As the deadline to file income tax approaches on July 31, tax payers must be aware that there are some categories of incomes that are totally exempt from tax. These include provident fund pay outs, gratuity receipts, gifts amounting to less than ₹50,000, scholarship amount, reverse mortgage among others.
Let us find more on each of these items:
Provident fund: PF is considered one of the most important social security for the employed people. After retirement, when the main source of income i.e., salary discontinues, provident fund comes handy. Consequently, it is kept free from tax.
However, there are some conditions attached to it as well. If your PF has been deducted for more than five years, then it becomes tax free. If you withdraw PF before five years, you have to pay TDS at the rate of 10 percent.

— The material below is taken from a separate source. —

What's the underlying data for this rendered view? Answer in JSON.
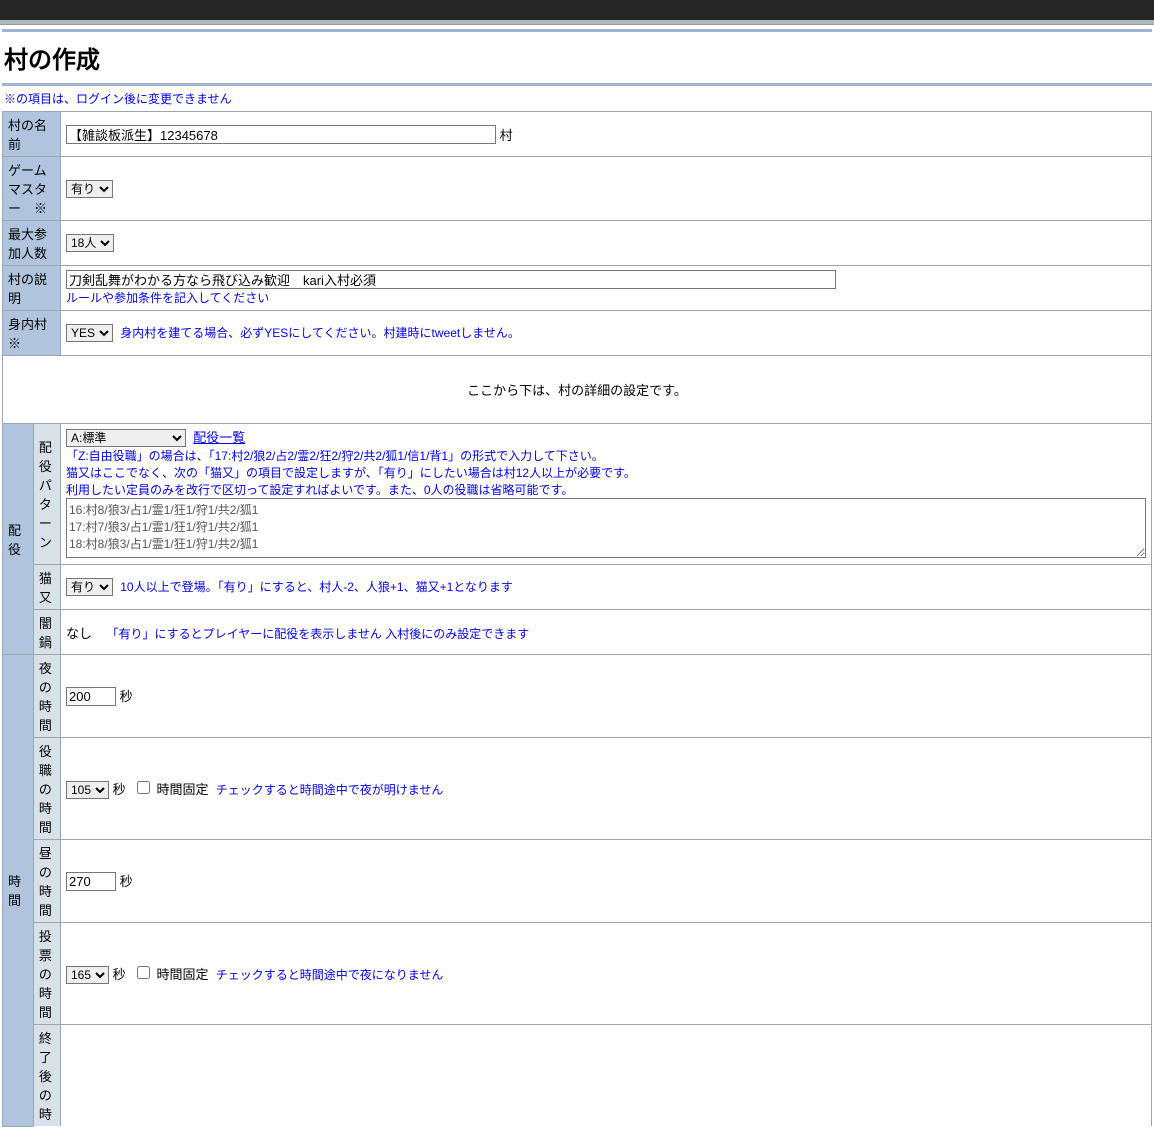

Gratuity receipts: Gratuity received by government employees is completely tax free. Even if an employee dies or withdraws gratuity after retirement, the sum stays tax free.
Although the tax exemption is extended to private sector employees as well, but carries certain conditions. Private sector employees are entitled to receive income tax exemption but only on gratuity of up to ₹10 lakh.
Gifts: Gifts are taxed but only if they are expensive. After the amendment in the income tax provisions related to gifts in 2017, it has been decided that expensive gifts will be taxable.
Whether you have received gift in cash or kind, you are supposed to show the same in ITR as income from other sources.
However, if the gift’s value is up to ₹50,000, then it will be exempt from tax. Apart from these, all gifts received on occasions such as marriage or anniversary are tax free. Besides, gifts received from family members also do not come under tax bracket. But it is vital to mention that when you sell these gifts you are liable to pay long-term capital gains tax.
Scholarship: Although scholarship money is also considered as income but it is tax-free. This is given exemption from tax under section 10 (16) of the Income Tax Act.
Reverse mortgage: Any sum received as a loan either in instalment or lump sum is reverse mortgage and is exempt from tax.